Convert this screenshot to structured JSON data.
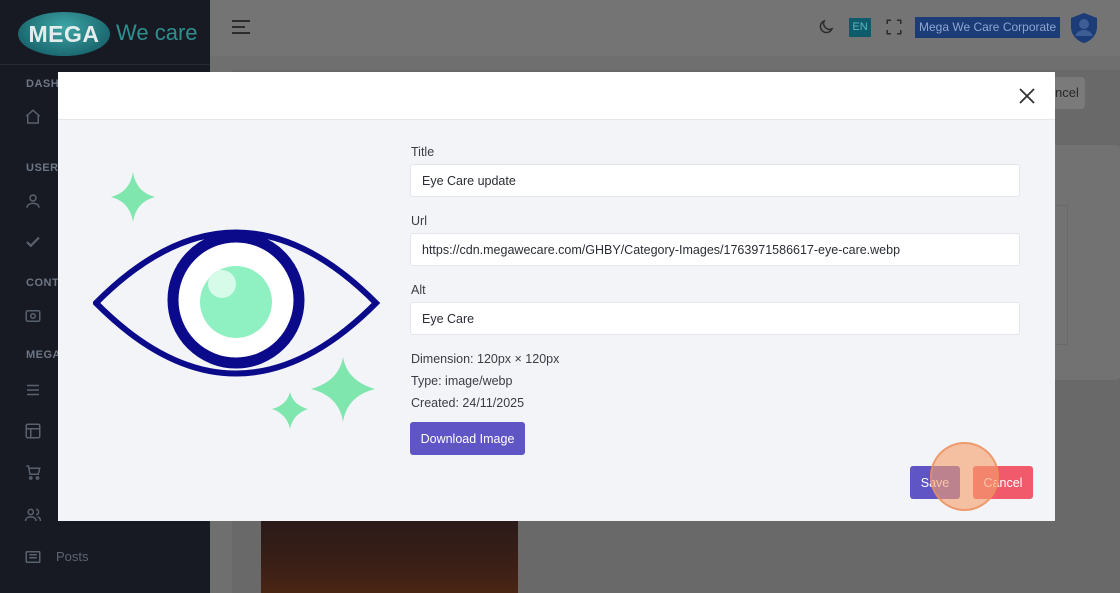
{
  "app": {
    "logo_mark": "MEGA",
    "logo_text": "We care"
  },
  "sidebar": {
    "section_labels": [
      "DASH",
      "USERS",
      "CONT",
      "MEGA"
    ],
    "bottom_item_label": "Posts"
  },
  "topbar": {
    "language": "EN",
    "user_name": "Mega We Care Corporate"
  },
  "background": {
    "edge_button_text": "ncel"
  },
  "modal": {
    "title_label": "Title",
    "title_value": "Eye Care update",
    "url_label": "Url",
    "url_value": "https://cdn.megawecare.com/GHBY/Category-Images/1763971586617-eye-care.webp",
    "alt_label": "Alt",
    "alt_value": "Eye Care",
    "dimension": "Dimension: 120px × 120px",
    "type": "Type: image/webp",
    "created": "Created: 24/11/2025",
    "download_label": "Download Image",
    "save_label": "Save",
    "cancel_label": "Cancel"
  },
  "colors": {
    "primary": "#5f55c4",
    "danger": "#f05a6b",
    "eye_outline": "#0b0a8a",
    "eye_iris": "#8ff0c2"
  }
}
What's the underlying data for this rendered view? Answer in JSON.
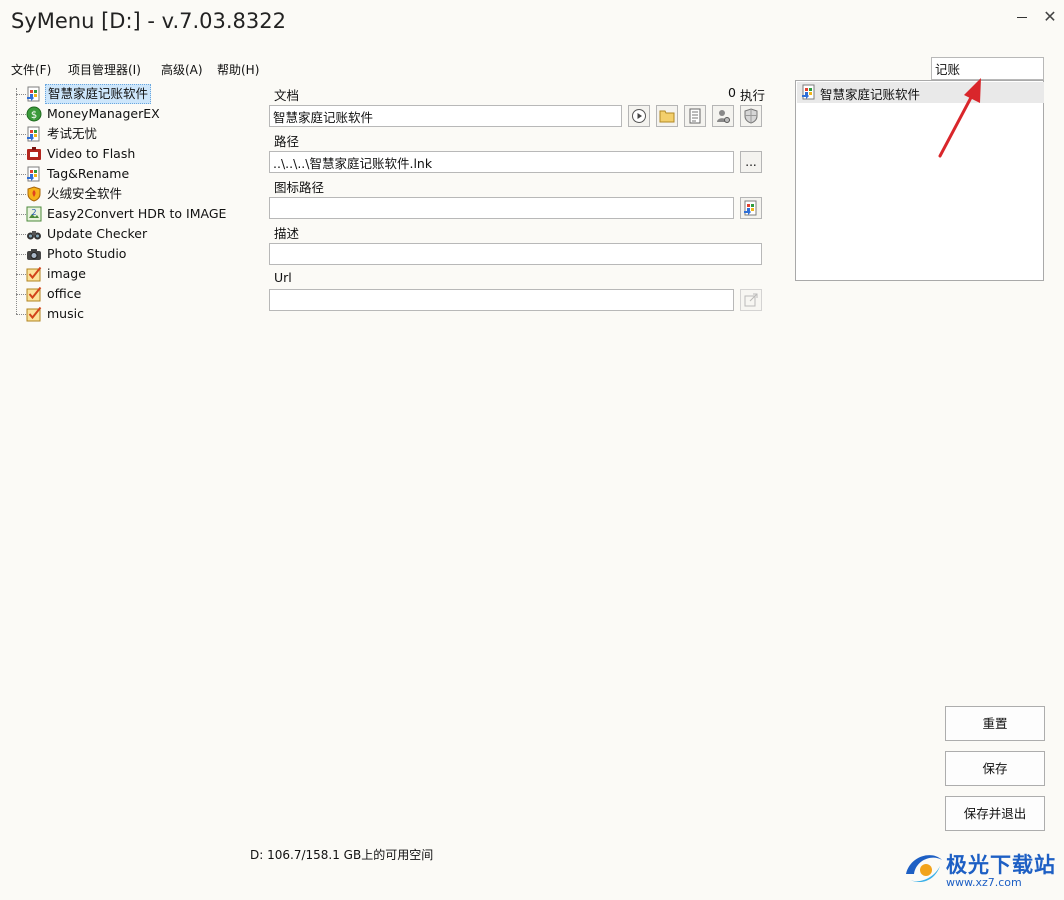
{
  "window": {
    "title": "SyMenu [D:] - v.7.03.8322"
  },
  "menu": [
    {
      "label": "文件(F)"
    },
    {
      "label": "项目管理器(I)"
    },
    {
      "label": "高级(A)"
    },
    {
      "label": "帮助(H)"
    }
  ],
  "tree": [
    {
      "label": "智慧家庭记账软件",
      "icon": "app-icon",
      "selected": true
    },
    {
      "label": "MoneyManagerEX",
      "icon": "money-icon"
    },
    {
      "label": "考试无忧",
      "icon": "app-icon"
    },
    {
      "label": "Video to Flash",
      "icon": "video-icon"
    },
    {
      "label": "Tag&Rename",
      "icon": "app-icon"
    },
    {
      "label": "火绒安全软件",
      "icon": "shield-icon"
    },
    {
      "label": "Easy2Convert HDR to IMAGE",
      "icon": "image-convert-icon"
    },
    {
      "label": "Update Checker",
      "icon": "binoculars-icon"
    },
    {
      "label": "Photo Studio",
      "icon": "camera-icon"
    },
    {
      "label": "image",
      "icon": "folder-check-icon"
    },
    {
      "label": "office",
      "icon": "folder-check-icon"
    },
    {
      "label": "music",
      "icon": "folder-check-icon"
    }
  ],
  "form": {
    "document_label": "文档",
    "exec_count": "0",
    "exec_label": "执行",
    "document_value": "智慧家庭记账软件",
    "path_label": "路径",
    "path_value": "..\\..\\..\\智慧家庭记账软件.lnk",
    "browse_label": "...",
    "icon_path_label": "图标路径",
    "icon_path_value": "",
    "description_label": "描述",
    "description_value": "",
    "url_label": "Url",
    "url_value": ""
  },
  "search": {
    "value": "记账",
    "results": [
      {
        "label": "智慧家庭记账软件"
      }
    ]
  },
  "buttons": {
    "reset": "重置",
    "save": "保存",
    "save_exit": "保存并退出"
  },
  "status": {
    "disk_space": "D: 106.7/158.1 GB上的可用空间"
  },
  "watermark": {
    "brand": "极光下载站",
    "url": "www.xz7.com"
  },
  "colors": {
    "selection": "#cde6fb",
    "annotation_arrow": "#d9262b",
    "watermark": "#1d5fc4"
  }
}
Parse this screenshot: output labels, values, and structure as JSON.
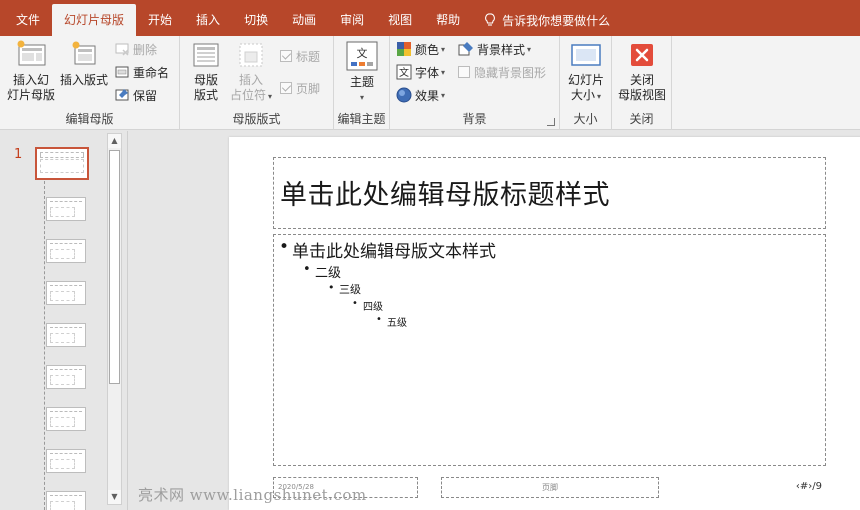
{
  "tabs": [
    {
      "label": "文件"
    },
    {
      "label": "幻灯片母版"
    },
    {
      "label": "开始"
    },
    {
      "label": "插入"
    },
    {
      "label": "切换"
    },
    {
      "label": "动画"
    },
    {
      "label": "审阅"
    },
    {
      "label": "视图"
    },
    {
      "label": "帮助"
    }
  ],
  "tellme": {
    "label": "告诉我你想要做什么"
  },
  "ribbon": {
    "edit_master": {
      "label": "编辑母版",
      "insert_master": "插入幻\n灯片母版",
      "insert_layout": "插入版式",
      "delete": "删除",
      "rename": "重命名",
      "preserve": "保留"
    },
    "master_layout": {
      "label": "母版版式",
      "master_layout_btn": "母版\n版式",
      "insert_placeholder": "插入\n占位符",
      "title": "标题",
      "footer": "页脚"
    },
    "edit_theme": {
      "label": "编辑主题",
      "theme": "主题"
    },
    "background": {
      "label": "背景",
      "colors": "颜色",
      "fonts": "字体",
      "effects": "效果",
      "bg_styles": "背景样式",
      "hide_bg": "隐藏背景图形",
      "theme_icon_text": "文"
    },
    "size": {
      "label": "大小",
      "slide_size": "幻灯片\n大小"
    },
    "close": {
      "label": "关闭",
      "close_master": "关闭\n母版视图"
    }
  },
  "thumbnails": {
    "first_number": "1",
    "layout_count": 9
  },
  "slide": {
    "title": "单击此处编辑母版标题样式",
    "body": {
      "l1": "单击此处编辑母版文本样式",
      "l2": "二级",
      "l3": "三级",
      "l4": "四级",
      "l5": "五级"
    },
    "date": "2020/5/28",
    "footer": "页脚",
    "number": "‹#›/9"
  },
  "watermark": "亮术网 www.liangshunet.com",
  "colors": {
    "accent": "#b7472a",
    "close_red": "#e34c3b"
  }
}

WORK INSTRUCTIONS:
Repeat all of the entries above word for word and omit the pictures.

SOLVED EXERCISE:
Convert this screenshot to structured JSON data.
{
  "app": {
    "logo_mark": "MEGA",
    "logo_text": "We care"
  },
  "sidebar": {
    "section_labels": [
      "DASH",
      "USERS",
      "CONT",
      "MEGA"
    ],
    "bottom_item_label": "Posts"
  },
  "topbar": {
    "language": "EN",
    "user_name": "Mega We Care Corporate"
  },
  "background": {
    "edge_button_text": "ncel"
  },
  "modal": {
    "title_label": "Title",
    "title_value": "Eye Care update",
    "url_label": "Url",
    "url_value": "https://cdn.megawecare.com/GHBY/Category-Images/1763971586617-eye-care.webp",
    "alt_label": "Alt",
    "alt_value": "Eye Care",
    "dimension": "Dimension: 120px × 120px",
    "type": "Type: image/webp",
    "created": "Created: 24/11/2025",
    "download_label": "Download Image",
    "save_label": "Save",
    "cancel_label": "Cancel"
  },
  "colors": {
    "primary": "#5f55c4",
    "danger": "#f05a6b",
    "eye_outline": "#0b0a8a",
    "eye_iris": "#8ff0c2"
  }
}
What's the underlying data for this rendered view? Answer in JSON.
{
  "window": {
    "title": "SyMenu [D:] - v.7.03.8322"
  },
  "menu": [
    {
      "label": "文件(F)"
    },
    {
      "label": "项目管理器(I)"
    },
    {
      "label": "高级(A)"
    },
    {
      "label": "帮助(H)"
    }
  ],
  "tree": [
    {
      "label": "智慧家庭记账软件",
      "icon": "app-icon",
      "selected": true
    },
    {
      "label": "MoneyManagerEX",
      "icon": "money-icon"
    },
    {
      "label": "考试无忧",
      "icon": "app-icon"
    },
    {
      "label": "Video to Flash",
      "icon": "video-icon"
    },
    {
      "label": "Tag&Rename",
      "icon": "app-icon"
    },
    {
      "label": "火绒安全软件",
      "icon": "shield-icon"
    },
    {
      "label": "Easy2Convert HDR to IMAGE",
      "icon": "image-convert-icon"
    },
    {
      "label": "Update Checker",
      "icon": "binoculars-icon"
    },
    {
      "label": "Photo Studio",
      "icon": "camera-icon"
    },
    {
      "label": "image",
      "icon": "folder-check-icon"
    },
    {
      "label": "office",
      "icon": "folder-check-icon"
    },
    {
      "label": "music",
      "icon": "folder-check-icon"
    }
  ],
  "form": {
    "document_label": "文档",
    "exec_count": "0",
    "exec_label": "执行",
    "document_value": "智慧家庭记账软件",
    "path_label": "路径",
    "path_value": "..\\..\\..\\智慧家庭记账软件.lnk",
    "browse_label": "...",
    "icon_path_label": "图标路径",
    "icon_path_value": "",
    "description_label": "描述",
    "description_value": "",
    "url_label": "Url",
    "url_value": ""
  },
  "search": {
    "value": "记账",
    "results": [
      {
        "label": "智慧家庭记账软件"
      }
    ]
  },
  "buttons": {
    "reset": "重置",
    "save": "保存",
    "save_exit": "保存并退出"
  },
  "status": {
    "disk_space": "D: 106.7/158.1 GB上的可用空间"
  },
  "watermark": {
    "brand": "极光下载站",
    "url": "www.xz7.com"
  },
  "colors": {
    "selection": "#cde6fb",
    "annotation_arrow": "#d9262b",
    "watermark": "#1d5fc4"
  }
}
Parse this screenshot: output labels, values, and structure as JSON.
{
  "tabs": [
    {
      "label": "文件"
    },
    {
      "label": "幻灯片母版"
    },
    {
      "label": "开始"
    },
    {
      "label": "插入"
    },
    {
      "label": "切换"
    },
    {
      "label": "动画"
    },
    {
      "label": "审阅"
    },
    {
      "label": "视图"
    },
    {
      "label": "帮助"
    }
  ],
  "tellme": {
    "label": "告诉我你想要做什么"
  },
  "ribbon": {
    "edit_master": {
      "label": "编辑母版",
      "insert_master": "插入幻\n灯片母版",
      "insert_layout": "插入版式",
      "delete": "删除",
      "rename": "重命名",
      "preserve": "保留"
    },
    "master_layout": {
      "label": "母版版式",
      "master_layout_btn": "母版\n版式",
      "insert_placeholder": "插入\n占位符",
      "title": "标题",
      "footer": "页脚"
    },
    "edit_theme": {
      "label": "编辑主题",
      "theme": "主题"
    },
    "background": {
      "label": "背景",
      "colors": "颜色",
      "fonts": "字体",
      "effects": "效果",
      "bg_styles": "背景样式",
      "hide_bg": "隐藏背景图形",
      "theme_icon_text": "文"
    },
    "size": {
      "label": "大小",
      "slide_size": "幻灯片\n大小"
    },
    "close": {
      "label": "关闭",
      "close_master": "关闭\n母版视图"
    }
  },
  "thumbnails": {
    "first_number": "1",
    "layout_count": 9
  },
  "slide": {
    "title": "单击此处编辑母版标题样式",
    "body": {
      "l1": "单击此处编辑母版文本样式",
      "l2": "二级",
      "l3": "三级",
      "l4": "四级",
      "l5": "五级"
    },
    "date": "2020/5/28",
    "footer": "页脚",
    "number": "‹#›/9"
  },
  "watermark": "亮术网 www.liangshunet.com",
  "colors": {
    "accent": "#b7472a",
    "close_red": "#e34c3b"
  }
}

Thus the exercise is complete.